[Work request]: Return every line of the listing that includes the string "version".

[Entries provided]:

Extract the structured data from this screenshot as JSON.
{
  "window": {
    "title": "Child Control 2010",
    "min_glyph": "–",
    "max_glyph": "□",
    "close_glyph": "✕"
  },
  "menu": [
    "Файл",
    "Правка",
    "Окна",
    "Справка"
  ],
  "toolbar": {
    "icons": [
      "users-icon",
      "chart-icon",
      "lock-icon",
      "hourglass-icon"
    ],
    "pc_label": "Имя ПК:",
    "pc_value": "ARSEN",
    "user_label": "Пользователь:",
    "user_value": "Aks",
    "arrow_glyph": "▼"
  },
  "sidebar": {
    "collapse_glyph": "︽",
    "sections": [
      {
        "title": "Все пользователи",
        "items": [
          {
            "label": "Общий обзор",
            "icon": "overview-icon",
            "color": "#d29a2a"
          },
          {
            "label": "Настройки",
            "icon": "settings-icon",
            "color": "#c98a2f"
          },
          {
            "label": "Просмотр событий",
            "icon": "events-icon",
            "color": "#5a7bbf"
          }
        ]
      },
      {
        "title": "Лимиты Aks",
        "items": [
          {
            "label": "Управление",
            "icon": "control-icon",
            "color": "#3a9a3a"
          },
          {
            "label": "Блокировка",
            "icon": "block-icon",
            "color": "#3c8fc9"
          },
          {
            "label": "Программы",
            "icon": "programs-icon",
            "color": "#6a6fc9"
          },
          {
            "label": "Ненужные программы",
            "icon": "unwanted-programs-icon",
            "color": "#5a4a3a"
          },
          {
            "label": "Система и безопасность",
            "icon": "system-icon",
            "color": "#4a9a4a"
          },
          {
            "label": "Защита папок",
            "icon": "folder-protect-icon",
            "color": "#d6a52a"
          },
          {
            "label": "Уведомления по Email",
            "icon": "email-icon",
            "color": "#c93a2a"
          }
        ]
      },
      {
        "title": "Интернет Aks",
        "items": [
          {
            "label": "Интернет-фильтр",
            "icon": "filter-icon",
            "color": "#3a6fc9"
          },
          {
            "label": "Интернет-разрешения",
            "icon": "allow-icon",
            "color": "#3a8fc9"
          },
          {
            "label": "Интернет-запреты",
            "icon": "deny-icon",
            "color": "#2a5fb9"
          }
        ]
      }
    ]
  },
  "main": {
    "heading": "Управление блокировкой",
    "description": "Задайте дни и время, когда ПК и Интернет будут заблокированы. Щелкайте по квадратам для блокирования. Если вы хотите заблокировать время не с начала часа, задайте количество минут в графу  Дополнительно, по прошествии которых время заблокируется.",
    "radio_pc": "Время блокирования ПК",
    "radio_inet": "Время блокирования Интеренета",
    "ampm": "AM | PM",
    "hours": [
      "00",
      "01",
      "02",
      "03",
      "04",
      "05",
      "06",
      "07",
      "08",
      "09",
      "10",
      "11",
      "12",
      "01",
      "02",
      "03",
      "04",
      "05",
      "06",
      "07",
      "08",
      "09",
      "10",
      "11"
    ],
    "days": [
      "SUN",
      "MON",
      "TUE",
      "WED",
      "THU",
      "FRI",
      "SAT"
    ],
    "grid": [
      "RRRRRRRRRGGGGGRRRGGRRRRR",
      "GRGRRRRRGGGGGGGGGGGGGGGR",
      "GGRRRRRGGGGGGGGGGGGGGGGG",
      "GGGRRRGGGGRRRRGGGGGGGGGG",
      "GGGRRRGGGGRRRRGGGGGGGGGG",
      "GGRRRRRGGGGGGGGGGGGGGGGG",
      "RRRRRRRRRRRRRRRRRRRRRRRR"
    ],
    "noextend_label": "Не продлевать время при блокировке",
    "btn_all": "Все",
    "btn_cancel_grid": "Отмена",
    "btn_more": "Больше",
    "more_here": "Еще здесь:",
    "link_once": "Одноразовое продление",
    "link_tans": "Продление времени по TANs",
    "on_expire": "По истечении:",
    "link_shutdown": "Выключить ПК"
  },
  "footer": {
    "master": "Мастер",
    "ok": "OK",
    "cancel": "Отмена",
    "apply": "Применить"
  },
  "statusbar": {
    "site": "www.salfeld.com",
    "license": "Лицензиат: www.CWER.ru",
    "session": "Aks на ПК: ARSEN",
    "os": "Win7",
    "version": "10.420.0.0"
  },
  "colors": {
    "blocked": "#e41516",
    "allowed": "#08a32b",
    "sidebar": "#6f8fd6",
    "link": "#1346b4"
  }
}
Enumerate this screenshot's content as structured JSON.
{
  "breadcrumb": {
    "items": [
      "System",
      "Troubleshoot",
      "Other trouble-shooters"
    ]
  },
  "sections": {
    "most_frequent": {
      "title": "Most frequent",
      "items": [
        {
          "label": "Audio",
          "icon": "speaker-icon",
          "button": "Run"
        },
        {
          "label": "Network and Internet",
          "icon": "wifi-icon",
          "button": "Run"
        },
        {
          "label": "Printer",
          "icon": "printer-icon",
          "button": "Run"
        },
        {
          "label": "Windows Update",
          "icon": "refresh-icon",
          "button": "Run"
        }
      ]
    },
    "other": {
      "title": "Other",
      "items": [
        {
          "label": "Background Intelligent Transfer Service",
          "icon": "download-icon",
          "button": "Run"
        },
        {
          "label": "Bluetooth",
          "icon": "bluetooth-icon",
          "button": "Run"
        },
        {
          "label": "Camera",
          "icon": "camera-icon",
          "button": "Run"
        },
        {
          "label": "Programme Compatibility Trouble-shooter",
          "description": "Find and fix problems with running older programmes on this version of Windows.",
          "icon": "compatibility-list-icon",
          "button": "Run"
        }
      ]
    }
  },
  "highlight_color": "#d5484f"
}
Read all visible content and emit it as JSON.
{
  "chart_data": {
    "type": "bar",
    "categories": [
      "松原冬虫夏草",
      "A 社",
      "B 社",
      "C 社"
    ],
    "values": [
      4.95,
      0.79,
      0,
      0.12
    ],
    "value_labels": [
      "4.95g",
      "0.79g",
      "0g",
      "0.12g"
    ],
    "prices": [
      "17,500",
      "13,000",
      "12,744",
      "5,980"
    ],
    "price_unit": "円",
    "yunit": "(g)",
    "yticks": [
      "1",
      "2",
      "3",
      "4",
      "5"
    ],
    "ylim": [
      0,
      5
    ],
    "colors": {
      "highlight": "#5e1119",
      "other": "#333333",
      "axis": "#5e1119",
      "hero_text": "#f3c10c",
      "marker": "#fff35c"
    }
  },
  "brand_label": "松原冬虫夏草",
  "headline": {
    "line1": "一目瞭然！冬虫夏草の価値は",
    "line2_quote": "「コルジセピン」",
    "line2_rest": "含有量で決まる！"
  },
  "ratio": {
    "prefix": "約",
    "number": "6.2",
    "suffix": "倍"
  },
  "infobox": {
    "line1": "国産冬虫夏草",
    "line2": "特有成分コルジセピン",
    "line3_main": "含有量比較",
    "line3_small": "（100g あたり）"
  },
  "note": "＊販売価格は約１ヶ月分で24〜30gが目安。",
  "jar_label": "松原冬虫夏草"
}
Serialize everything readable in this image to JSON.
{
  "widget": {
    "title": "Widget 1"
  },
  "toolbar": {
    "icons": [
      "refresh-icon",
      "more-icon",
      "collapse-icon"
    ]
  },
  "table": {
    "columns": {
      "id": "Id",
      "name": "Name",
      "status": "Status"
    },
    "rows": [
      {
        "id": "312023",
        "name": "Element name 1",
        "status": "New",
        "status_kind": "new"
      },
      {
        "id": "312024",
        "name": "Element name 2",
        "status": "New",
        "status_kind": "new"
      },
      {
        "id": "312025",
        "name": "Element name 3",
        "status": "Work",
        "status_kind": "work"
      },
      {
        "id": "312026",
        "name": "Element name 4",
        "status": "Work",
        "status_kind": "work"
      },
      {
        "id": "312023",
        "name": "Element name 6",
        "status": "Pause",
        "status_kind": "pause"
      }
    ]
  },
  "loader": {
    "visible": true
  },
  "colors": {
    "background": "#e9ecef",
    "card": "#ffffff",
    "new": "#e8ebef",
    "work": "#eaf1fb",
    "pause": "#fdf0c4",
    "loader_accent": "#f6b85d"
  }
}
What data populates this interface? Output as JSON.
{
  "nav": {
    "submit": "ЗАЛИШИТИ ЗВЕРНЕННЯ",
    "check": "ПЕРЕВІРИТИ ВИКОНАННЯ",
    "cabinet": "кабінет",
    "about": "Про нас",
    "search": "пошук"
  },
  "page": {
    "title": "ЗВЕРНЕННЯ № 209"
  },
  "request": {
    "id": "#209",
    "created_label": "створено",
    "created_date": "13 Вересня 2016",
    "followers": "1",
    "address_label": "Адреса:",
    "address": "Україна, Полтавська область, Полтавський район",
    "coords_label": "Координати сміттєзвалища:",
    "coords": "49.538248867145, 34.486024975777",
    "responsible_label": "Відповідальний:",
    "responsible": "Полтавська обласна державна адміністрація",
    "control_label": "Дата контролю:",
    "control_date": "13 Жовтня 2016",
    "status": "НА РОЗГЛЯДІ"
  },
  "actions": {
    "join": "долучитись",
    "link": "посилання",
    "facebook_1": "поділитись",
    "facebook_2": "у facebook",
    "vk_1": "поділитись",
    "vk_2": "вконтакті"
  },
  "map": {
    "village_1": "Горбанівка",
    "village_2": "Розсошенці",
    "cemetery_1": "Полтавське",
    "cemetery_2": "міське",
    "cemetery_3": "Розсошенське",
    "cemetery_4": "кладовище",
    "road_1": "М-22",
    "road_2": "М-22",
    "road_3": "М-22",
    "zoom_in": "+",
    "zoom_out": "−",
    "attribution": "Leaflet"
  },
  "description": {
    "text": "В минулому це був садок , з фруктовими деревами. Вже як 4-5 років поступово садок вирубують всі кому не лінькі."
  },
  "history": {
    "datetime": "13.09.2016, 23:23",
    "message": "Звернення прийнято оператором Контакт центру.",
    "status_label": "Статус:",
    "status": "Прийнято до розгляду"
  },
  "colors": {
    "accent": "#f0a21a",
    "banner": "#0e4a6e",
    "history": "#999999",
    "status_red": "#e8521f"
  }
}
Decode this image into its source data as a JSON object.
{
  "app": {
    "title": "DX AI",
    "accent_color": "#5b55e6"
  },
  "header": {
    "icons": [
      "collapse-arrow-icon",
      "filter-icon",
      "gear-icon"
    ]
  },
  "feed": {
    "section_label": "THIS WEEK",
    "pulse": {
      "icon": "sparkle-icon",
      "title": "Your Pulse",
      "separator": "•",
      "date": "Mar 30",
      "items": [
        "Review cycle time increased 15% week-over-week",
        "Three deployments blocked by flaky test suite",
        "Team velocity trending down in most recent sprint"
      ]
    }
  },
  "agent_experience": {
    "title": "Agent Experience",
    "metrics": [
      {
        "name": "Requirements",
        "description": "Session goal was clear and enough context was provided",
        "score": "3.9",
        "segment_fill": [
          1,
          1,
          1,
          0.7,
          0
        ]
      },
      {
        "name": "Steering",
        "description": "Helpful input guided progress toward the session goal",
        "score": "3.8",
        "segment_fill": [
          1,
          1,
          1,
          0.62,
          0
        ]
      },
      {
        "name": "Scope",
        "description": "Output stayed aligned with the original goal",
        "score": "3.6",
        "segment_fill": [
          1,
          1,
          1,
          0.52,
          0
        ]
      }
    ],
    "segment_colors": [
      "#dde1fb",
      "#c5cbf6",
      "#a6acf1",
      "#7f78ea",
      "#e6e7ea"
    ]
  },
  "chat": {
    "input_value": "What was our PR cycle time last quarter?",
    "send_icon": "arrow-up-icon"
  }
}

[Your solution]:
    "version": "10.420.0.0"
          "description": "Find and fix problems with running older programmes on this version of Windows.",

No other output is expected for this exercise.